Let's try this out by using a CHECK constraint on the full_name column. We want to ensure that every user record has a name. Right now, we ensure that null values can't be entered for a users's full name, but we don't guard against empty strings. For example, the values in following statement would be perfectly valid:

INSERT INTO users (id, full_name) VALUES (4, '');

Don't execute the above statement just yet, let's first fix this potential issue by adding a CHECK constraint to our users table:

sql_book=# ALTER TABLE users ADD CHECK (full_name <> '');

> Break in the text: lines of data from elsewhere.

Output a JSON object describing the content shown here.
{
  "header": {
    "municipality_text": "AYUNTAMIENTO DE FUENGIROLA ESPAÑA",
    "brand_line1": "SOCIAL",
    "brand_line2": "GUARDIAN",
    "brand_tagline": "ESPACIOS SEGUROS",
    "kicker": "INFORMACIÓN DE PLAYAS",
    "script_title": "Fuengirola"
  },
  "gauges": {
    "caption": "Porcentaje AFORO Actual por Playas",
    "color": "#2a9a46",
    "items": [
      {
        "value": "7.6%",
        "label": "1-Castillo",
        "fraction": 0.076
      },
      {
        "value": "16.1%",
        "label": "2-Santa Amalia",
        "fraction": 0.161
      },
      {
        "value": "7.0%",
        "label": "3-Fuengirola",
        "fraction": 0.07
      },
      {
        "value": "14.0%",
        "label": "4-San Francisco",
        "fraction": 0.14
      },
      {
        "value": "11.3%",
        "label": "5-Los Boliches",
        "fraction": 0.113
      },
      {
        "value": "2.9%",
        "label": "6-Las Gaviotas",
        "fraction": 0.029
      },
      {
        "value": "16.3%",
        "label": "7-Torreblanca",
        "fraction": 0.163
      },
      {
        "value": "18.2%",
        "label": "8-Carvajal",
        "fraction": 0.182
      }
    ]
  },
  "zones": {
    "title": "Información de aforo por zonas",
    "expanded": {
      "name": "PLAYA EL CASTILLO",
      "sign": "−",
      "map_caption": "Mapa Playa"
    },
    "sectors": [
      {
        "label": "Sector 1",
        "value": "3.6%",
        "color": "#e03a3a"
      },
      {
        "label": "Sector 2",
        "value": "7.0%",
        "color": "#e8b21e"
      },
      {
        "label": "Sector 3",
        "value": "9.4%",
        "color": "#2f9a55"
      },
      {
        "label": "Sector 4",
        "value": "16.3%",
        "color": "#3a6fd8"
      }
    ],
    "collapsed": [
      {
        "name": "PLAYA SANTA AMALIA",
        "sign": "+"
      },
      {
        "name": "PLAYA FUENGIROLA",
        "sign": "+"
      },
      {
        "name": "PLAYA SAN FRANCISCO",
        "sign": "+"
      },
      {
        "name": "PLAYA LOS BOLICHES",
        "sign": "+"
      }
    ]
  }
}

Now, if we were to try and add in an user with a blank name, we'll get an error back, similar to the one we received when we tried to add a record with a duplicate id.

sql_book=# INSERT INTO users (id, full_name) VALUES (4, '');
ERROR:  new row for relation "users" violates check constraint "users_full_name_check"
DETAIL:  Failing row contains (4, , t, 2017-10-25 10:32:21.521183).

Check constraint

A couple of things here that should be clarified. In case you haven't seen it before <> is an operator in SQL. It's a 'not equal' to operator (and alternative syntax for !=), and here we're using it to specify that any value we try to insert for full_name cannot be equal to an empty string.

Also, notice that we didn't specify a name for our constraint. We mentioned this short-hand syntax earlier, and now we're putting it to good use. If we don't need a specific name for our check constraint, then it's fine to leave the naming up to PostgreSQL.

A Bit About Quote Marks

A string in PostgreSQL is defined as a sequence of characters bounded by single quotes '. For example, 'This is a string'. What happens though is the string itself contains a single-quote character, such as in the name 'O'Leary'?

If we tried to use such a string in an INSERT statement, the statement would not execute properly since PostgreSQL would think that the second quote mark (after the O) was terminating a string, and the third one (after the y) was denoting the start of another string.

The way to deal with this situation is to use a second quote mark to escape the first, in the following manner 'O''Leary'.


In this chapter we've talked about one of the four types of DML interactions you can have with a database table, as well as adding, 'creating', data using INSERT statements. We've covered a number of different aspects of adding data:

  • INSERT statement syntax
  • Table rows
  • Adding a single row of data
  • Adding multiple rows of data
  • Various types of constraint we can use to control what data is added:
    • DEFAULT values
    • NOT NULL constraints
    • UNIQUE constraints
    • CHECK constraints

Let's quickly recap some of the main commands:

Command Notes
INSERT INTO table_name (column1_name, column2_name, ...) VALUES (data_for_column1, data_for_column2, ...); creates a new record in table_name with the specified columns and their associated values.
ALTER TABLE table_name ADD UNIQUE (column_name); Adds a constraint to table_name that prevent non-unique values from being added to the table for column_name
ALTER TABLE table_name ADD CHECK (expression); Adds a constraint to table_name that prevents new rows from being added if they don't pass a *check* based on a specified expression.

That's all for now on adding data to a table and constraints. In the following chapters we'll work on expanding our knowledge of querying a database using SELECT.